++++ MATERIAL SHOWN ++++

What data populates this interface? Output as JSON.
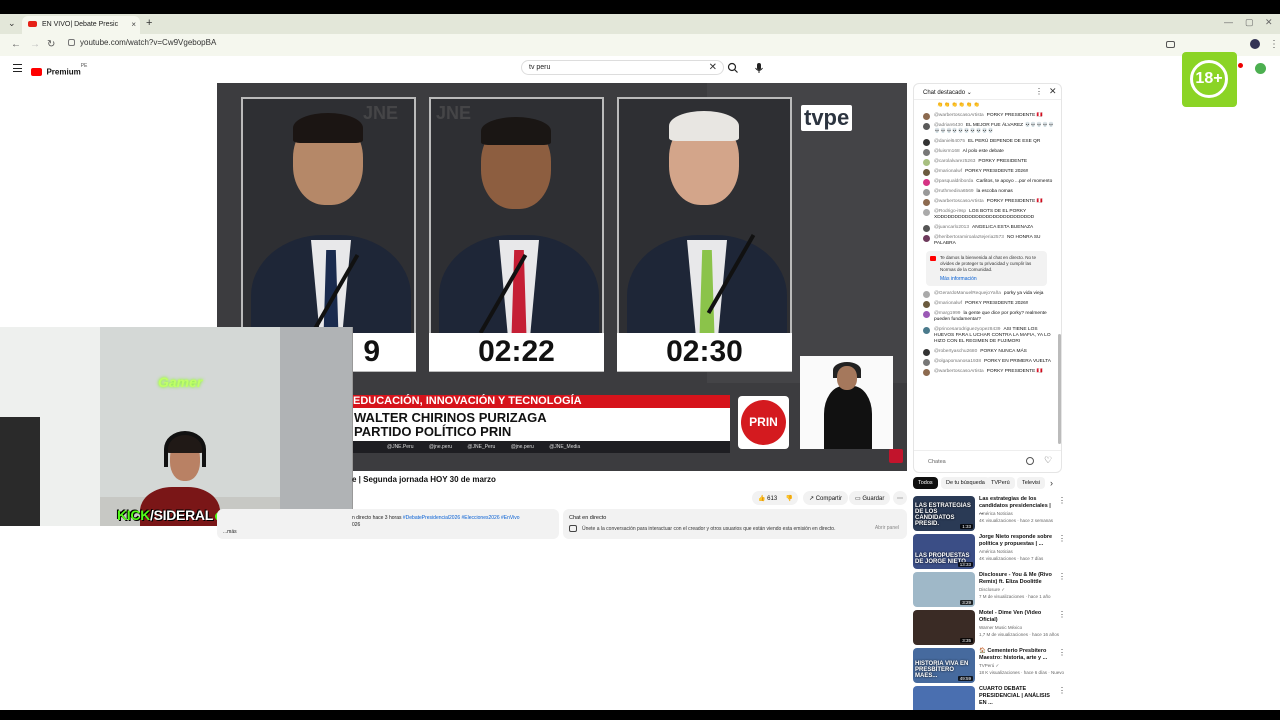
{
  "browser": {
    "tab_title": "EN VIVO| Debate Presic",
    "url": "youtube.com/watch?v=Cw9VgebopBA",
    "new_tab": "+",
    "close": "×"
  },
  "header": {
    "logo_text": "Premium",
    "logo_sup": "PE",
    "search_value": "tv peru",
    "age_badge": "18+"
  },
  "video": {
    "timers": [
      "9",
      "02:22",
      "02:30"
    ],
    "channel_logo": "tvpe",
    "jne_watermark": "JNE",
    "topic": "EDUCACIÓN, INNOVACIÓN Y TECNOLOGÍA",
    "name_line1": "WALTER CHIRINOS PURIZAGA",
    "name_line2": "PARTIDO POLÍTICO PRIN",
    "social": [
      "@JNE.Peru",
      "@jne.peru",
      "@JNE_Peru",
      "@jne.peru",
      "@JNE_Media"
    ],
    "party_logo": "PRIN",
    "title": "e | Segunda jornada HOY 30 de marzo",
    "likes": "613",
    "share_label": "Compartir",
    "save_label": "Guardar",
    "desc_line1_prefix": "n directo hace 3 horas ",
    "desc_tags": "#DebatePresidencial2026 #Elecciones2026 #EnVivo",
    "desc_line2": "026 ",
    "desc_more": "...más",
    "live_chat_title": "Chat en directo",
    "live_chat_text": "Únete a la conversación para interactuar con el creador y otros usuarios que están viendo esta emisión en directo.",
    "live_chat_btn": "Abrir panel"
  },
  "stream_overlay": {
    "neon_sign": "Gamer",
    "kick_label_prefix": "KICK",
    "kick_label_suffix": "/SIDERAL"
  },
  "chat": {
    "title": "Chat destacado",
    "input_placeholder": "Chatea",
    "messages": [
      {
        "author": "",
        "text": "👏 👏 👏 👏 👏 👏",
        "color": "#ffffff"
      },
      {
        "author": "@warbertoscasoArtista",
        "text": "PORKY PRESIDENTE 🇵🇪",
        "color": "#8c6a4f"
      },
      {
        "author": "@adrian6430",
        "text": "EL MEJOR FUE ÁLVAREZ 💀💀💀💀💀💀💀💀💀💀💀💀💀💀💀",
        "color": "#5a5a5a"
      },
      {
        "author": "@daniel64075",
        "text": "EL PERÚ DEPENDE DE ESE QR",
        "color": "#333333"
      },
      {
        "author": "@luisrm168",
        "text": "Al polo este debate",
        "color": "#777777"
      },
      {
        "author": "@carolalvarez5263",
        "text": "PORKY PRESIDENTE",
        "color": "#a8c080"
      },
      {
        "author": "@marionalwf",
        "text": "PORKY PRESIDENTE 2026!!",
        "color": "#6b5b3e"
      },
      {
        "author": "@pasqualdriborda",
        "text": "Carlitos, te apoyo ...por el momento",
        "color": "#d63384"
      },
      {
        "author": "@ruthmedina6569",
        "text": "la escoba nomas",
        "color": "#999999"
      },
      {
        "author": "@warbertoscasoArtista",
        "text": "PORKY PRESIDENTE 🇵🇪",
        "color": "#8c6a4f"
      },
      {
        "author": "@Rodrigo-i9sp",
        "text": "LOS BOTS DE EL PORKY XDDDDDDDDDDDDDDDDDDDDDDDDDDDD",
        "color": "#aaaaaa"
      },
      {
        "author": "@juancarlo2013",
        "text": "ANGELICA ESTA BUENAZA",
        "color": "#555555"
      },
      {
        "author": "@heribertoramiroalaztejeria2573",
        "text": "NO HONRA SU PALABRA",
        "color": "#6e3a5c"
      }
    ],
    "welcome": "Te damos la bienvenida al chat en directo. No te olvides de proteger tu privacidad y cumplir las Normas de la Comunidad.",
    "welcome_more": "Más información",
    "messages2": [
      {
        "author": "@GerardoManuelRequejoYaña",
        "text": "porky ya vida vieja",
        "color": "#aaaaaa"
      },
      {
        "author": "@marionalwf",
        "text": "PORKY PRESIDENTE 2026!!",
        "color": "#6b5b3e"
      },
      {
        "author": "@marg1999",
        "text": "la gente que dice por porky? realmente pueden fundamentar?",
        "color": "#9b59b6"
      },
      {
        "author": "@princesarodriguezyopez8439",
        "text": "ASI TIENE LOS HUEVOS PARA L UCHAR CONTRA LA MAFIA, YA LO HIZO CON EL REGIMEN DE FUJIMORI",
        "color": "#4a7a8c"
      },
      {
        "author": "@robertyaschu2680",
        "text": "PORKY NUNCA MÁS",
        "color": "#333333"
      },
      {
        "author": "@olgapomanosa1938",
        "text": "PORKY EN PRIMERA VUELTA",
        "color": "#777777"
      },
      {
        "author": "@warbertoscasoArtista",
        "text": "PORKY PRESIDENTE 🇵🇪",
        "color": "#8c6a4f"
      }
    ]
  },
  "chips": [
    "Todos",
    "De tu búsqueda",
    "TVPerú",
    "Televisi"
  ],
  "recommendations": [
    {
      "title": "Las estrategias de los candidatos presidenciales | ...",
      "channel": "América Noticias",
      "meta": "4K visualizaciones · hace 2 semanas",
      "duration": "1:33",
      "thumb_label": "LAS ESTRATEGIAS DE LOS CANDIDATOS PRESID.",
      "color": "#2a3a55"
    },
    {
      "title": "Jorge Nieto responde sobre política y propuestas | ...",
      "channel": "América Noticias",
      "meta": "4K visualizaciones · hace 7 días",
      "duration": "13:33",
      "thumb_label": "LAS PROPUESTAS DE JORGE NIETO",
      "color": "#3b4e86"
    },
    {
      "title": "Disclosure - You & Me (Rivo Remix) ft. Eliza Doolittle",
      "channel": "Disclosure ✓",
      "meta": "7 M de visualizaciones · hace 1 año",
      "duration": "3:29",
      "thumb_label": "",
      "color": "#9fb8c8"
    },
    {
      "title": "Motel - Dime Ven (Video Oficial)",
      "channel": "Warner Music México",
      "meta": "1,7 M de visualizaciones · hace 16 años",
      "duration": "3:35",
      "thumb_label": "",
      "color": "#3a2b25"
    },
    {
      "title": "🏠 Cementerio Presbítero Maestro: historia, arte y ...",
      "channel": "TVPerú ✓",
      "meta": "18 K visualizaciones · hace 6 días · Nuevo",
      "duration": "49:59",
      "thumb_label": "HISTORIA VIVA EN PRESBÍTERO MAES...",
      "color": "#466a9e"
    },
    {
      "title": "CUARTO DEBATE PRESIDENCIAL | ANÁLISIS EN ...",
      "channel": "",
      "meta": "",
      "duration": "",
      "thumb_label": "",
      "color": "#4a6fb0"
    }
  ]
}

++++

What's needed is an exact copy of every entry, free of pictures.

What data populates this interface? Output as JSON.
{
  "browser": {
    "tab_title": "EN VIVO| Debate Presic",
    "url": "youtube.com/watch?v=Cw9VgebopBA",
    "new_tab": "+",
    "close": "×"
  },
  "header": {
    "logo_text": "Premium",
    "logo_sup": "PE",
    "search_value": "tv peru",
    "age_badge": "18+"
  },
  "video": {
    "timers": [
      "9",
      "02:22",
      "02:30"
    ],
    "channel_logo": "tvpe",
    "jne_watermark": "JNE",
    "topic": "EDUCACIÓN, INNOVACIÓN Y TECNOLOGÍA",
    "name_line1": "WALTER CHIRINOS PURIZAGA",
    "name_line2": "PARTIDO POLÍTICO PRIN",
    "social": [
      "@JNE.Peru",
      "@jne.peru",
      "@JNE_Peru",
      "@jne.peru",
      "@JNE_Media"
    ],
    "party_logo": "PRIN",
    "title": "e | Segunda jornada HOY 30 de marzo",
    "likes": "613",
    "share_label": "Compartir",
    "save_label": "Guardar",
    "desc_line1_prefix": "n directo hace 3 horas ",
    "desc_tags": "#DebatePresidencial2026 #Elecciones2026 #EnVivo",
    "desc_line2": "026 ",
    "desc_more": "...más",
    "live_chat_title": "Chat en directo",
    "live_chat_text": "Únete a la conversación para interactuar con el creador y otros usuarios que están viendo esta emisión en directo.",
    "live_chat_btn": "Abrir panel"
  },
  "stream_overlay": {
    "neon_sign": "Gamer",
    "kick_label_prefix": "KICK",
    "kick_label_suffix": "/SIDERAL"
  },
  "chat": {
    "title": "Chat destacado",
    "input_placeholder": "Chatea",
    "messages": [
      {
        "author": "",
        "text": "👏 👏 👏 👏 👏 👏",
        "color": "#ffffff"
      },
      {
        "author": "@warbertoscasoArtista",
        "text": "PORKY PRESIDENTE 🇵🇪",
        "color": "#8c6a4f"
      },
      {
        "author": "@adrian6430",
        "text": "EL MEJOR FUE ÁLVAREZ 💀💀💀💀💀💀💀💀💀💀💀💀💀💀💀",
        "color": "#5a5a5a"
      },
      {
        "author": "@daniel64075",
        "text": "EL PERÚ DEPENDE DE ESE QR",
        "color": "#333333"
      },
      {
        "author": "@luisrm168",
        "text": "Al polo este debate",
        "color": "#777777"
      },
      {
        "author": "@carolalvarez5263",
        "text": "PORKY PRESIDENTE",
        "color": "#a8c080"
      },
      {
        "author": "@marionalwf",
        "text": "PORKY PRESIDENTE 2026!!",
        "color": "#6b5b3e"
      },
      {
        "author": "@pasqualdriborda",
        "text": "Carlitos, te apoyo ...por el momento",
        "color": "#d63384"
      },
      {
        "author": "@ruthmedina6569",
        "text": "la escoba nomas",
        "color": "#999999"
      },
      {
        "author": "@warbertoscasoArtista",
        "text": "PORKY PRESIDENTE 🇵🇪",
        "color": "#8c6a4f"
      },
      {
        "author": "@Rodrigo-i9sp",
        "text": "LOS BOTS DE EL PORKY XDDDDDDDDDDDDDDDDDDDDDDDDDDDD",
        "color": "#aaaaaa"
      },
      {
        "author": "@juancarlo2013",
        "text": "ANGELICA ESTA BUENAZA",
        "color": "#555555"
      },
      {
        "author": "@heribertoramiroalaztejeria2573",
        "text": "NO HONRA SU PALABRA",
        "color": "#6e3a5c"
      }
    ],
    "welcome": "Te damos la bienvenida al chat en directo. No te olvides de proteger tu privacidad y cumplir las Normas de la Comunidad.",
    "welcome_more": "Más información",
    "messages2": [
      {
        "author": "@GerardoManuelRequejoYaña",
        "text": "porky ya vida vieja",
        "color": "#aaaaaa"
      },
      {
        "author": "@marionalwf",
        "text": "PORKY PRESIDENTE 2026!!",
        "color": "#6b5b3e"
      },
      {
        "author": "@marg1999",
        "text": "la gente que dice por porky? realmente pueden fundamentar?",
        "color": "#9b59b6"
      },
      {
        "author": "@princesarodriguezyopez8439",
        "text": "ASI TIENE LOS HUEVOS PARA L UCHAR CONTRA LA MAFIA, YA LO HIZO CON EL REGIMEN DE FUJIMORI",
        "color": "#4a7a8c"
      },
      {
        "author": "@robertyaschu2680",
        "text": "PORKY NUNCA MÁS",
        "color": "#333333"
      },
      {
        "author": "@olgapomanosa1938",
        "text": "PORKY EN PRIMERA VUELTA",
        "color": "#777777"
      },
      {
        "author": "@warbertoscasoArtista",
        "text": "PORKY PRESIDENTE 🇵🇪",
        "color": "#8c6a4f"
      }
    ]
  },
  "chips": [
    "Todos",
    "De tu búsqueda",
    "TVPerú",
    "Televisi"
  ],
  "recommendations": [
    {
      "title": "Las estrategias de los candidatos presidenciales | ...",
      "channel": "América Noticias",
      "meta": "4K visualizaciones · hace 2 semanas",
      "duration": "1:33",
      "thumb_label": "LAS ESTRATEGIAS DE LOS CANDIDATOS PRESID.",
      "color": "#2a3a55"
    },
    {
      "title": "Jorge Nieto responde sobre política y propuestas | ...",
      "channel": "América Noticias",
      "meta": "4K visualizaciones · hace 7 días",
      "duration": "13:33",
      "thumb_label": "LAS PROPUESTAS DE JORGE NIETO",
      "color": "#3b4e86"
    },
    {
      "title": "Disclosure - You & Me (Rivo Remix) ft. Eliza Doolittle",
      "channel": "Disclosure ✓",
      "meta": "7 M de visualizaciones · hace 1 año",
      "duration": "3:29",
      "thumb_label": "",
      "color": "#9fb8c8"
    },
    {
      "title": "Motel - Dime Ven (Video Oficial)",
      "channel": "Warner Music México",
      "meta": "1,7 M de visualizaciones · hace 16 años",
      "duration": "3:35",
      "thumb_label": "",
      "color": "#3a2b25"
    },
    {
      "title": "🏠 Cementerio Presbítero Maestro: historia, arte y ...",
      "channel": "TVPerú ✓",
      "meta": "18 K visualizaciones · hace 6 días · Nuevo",
      "duration": "49:59",
      "thumb_label": "HISTORIA VIVA EN PRESBÍTERO MAES...",
      "color": "#466a9e"
    },
    {
      "title": "CUARTO DEBATE PRESIDENCIAL | ANÁLISIS EN ...",
      "channel": "",
      "meta": "",
      "duration": "",
      "thumb_label": "",
      "color": "#4a6fb0"
    }
  ]
}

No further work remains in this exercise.